By Mike De Souza
OTTAWA (Reuters) - Environmentalists are urging Canada's Conservative government not to loosen rules involving a substance used for treating oil spills in water, citing research questioning its ecological impact.
The oil dispersant, Corexit EC9500A, was deployed during the deadly Gulf of Mexico Deepwater Horizon disaster in 2010. The U.S. Environmental Protection Agency had concluded in a June 2010 report that Corexit 9500A was "slightly toxic" to mysid shrimp found in the Gulf of Mexico.
A scientific study said in March that Corexit EC9500A was toxic to corals near the BP spill site.
Canadian Environment Minister Leona Aglukkaq proposed in July that energy companies should be allowed to use the product and another spill-treating agent supplied by Nalco, a unit of U.S. environmental and industrial services company Ecolab Inc.
Companies in both countries can already use these dispersants on a restricted basis with permission, but Aglukkaq's proposal would loosen those rules in Canada.
Aglukkaq's department said the substances were not harmful in its tests on a range of species, but it has not yet announced a final decision.
Nalco's website says dispersants are safe and effective, often containing ingredients similar to household cleaning products and cosmetics.
But Temple University biology professor Erik Cordes, who supervised the latest study's lead author, Danielle DeLeo, said the effect on corals could be significant since they provide habitat for other organisms.
"The loss of a foundation species in a community leads to drastic repercussions throughout the ecosystem," Cordes said in an interview.
Aglukkaq's department, the EPA and a spokesman for Minnesota-based Ecolab declined to comment on the study.

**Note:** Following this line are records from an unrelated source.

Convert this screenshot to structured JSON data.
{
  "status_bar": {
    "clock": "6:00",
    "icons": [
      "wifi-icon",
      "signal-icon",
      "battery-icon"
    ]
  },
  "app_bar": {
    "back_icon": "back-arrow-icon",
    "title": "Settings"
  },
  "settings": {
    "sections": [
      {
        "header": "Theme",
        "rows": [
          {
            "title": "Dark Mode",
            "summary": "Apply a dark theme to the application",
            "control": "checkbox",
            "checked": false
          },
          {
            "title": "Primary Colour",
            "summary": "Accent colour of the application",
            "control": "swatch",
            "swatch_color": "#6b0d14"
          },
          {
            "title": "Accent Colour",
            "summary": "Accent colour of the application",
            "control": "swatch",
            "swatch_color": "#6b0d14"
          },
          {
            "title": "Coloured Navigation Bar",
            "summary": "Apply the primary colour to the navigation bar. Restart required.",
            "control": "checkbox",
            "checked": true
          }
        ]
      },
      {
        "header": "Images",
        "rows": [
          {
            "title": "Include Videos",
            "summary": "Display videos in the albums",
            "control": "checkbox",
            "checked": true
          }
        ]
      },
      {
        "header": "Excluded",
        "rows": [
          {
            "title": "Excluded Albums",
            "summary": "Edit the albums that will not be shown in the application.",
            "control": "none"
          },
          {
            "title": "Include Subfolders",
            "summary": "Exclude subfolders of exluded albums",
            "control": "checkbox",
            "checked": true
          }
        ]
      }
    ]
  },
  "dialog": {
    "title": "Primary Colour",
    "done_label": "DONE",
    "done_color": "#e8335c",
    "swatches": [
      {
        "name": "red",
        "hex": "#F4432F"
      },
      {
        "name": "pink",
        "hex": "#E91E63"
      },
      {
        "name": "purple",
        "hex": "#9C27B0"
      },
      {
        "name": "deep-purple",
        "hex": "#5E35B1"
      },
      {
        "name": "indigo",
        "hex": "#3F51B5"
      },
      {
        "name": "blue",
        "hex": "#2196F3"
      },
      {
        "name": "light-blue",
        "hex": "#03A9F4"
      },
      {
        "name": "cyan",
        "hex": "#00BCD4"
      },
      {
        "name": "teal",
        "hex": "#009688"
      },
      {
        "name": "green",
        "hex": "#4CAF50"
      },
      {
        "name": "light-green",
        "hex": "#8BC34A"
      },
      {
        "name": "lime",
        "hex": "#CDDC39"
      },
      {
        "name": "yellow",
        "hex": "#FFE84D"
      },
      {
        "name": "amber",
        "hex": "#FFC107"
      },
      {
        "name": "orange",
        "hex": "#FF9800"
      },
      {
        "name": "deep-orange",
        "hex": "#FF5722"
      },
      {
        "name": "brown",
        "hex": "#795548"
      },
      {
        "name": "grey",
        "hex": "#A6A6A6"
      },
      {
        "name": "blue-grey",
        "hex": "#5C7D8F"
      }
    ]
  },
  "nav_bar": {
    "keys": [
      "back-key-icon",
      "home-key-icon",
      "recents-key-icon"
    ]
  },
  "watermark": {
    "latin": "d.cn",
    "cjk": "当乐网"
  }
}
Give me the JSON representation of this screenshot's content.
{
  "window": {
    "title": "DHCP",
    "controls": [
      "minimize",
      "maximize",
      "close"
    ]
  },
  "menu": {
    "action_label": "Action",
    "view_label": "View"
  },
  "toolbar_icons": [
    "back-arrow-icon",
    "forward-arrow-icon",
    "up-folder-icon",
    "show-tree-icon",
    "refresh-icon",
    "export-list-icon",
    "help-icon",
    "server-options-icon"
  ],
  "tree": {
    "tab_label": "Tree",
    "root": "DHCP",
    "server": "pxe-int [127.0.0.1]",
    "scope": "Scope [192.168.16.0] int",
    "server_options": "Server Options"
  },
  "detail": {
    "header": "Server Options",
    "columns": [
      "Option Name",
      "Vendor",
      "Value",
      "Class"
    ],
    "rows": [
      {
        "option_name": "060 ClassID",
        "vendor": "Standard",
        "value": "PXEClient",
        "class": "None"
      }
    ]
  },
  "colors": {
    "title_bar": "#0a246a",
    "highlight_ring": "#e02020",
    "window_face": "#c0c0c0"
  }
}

The EPA said it was reviewing its own rules about treating spills, based on "lessons learned" from the BP incident, while encouraging development of safer and more effective products.
Former Toronto mayor David Miller, who is president of conservation group WWF-Canada, urged Aglukkaq not approve Corexit 9500A, which he said did not have a reliable enough track record. Writing in a blog, he also said the proposed approval gave a "false impression of a quick fix for oil spills."
Environmentalists and opposition parties have criticized the right-leaning Conservatives in recent years, accusing them of weakening regulation of the energy sector.
The Conservatives, now in the middle of a hotly contested Canadian election campaign, say they are promoting responsible development of the energy industry and that the recent proposal to approve new dispersants would strengthen environmental protection through a "world-class" regulatory system.
(Editing by Jeffrey Hodgson and Lisa Von Ahn)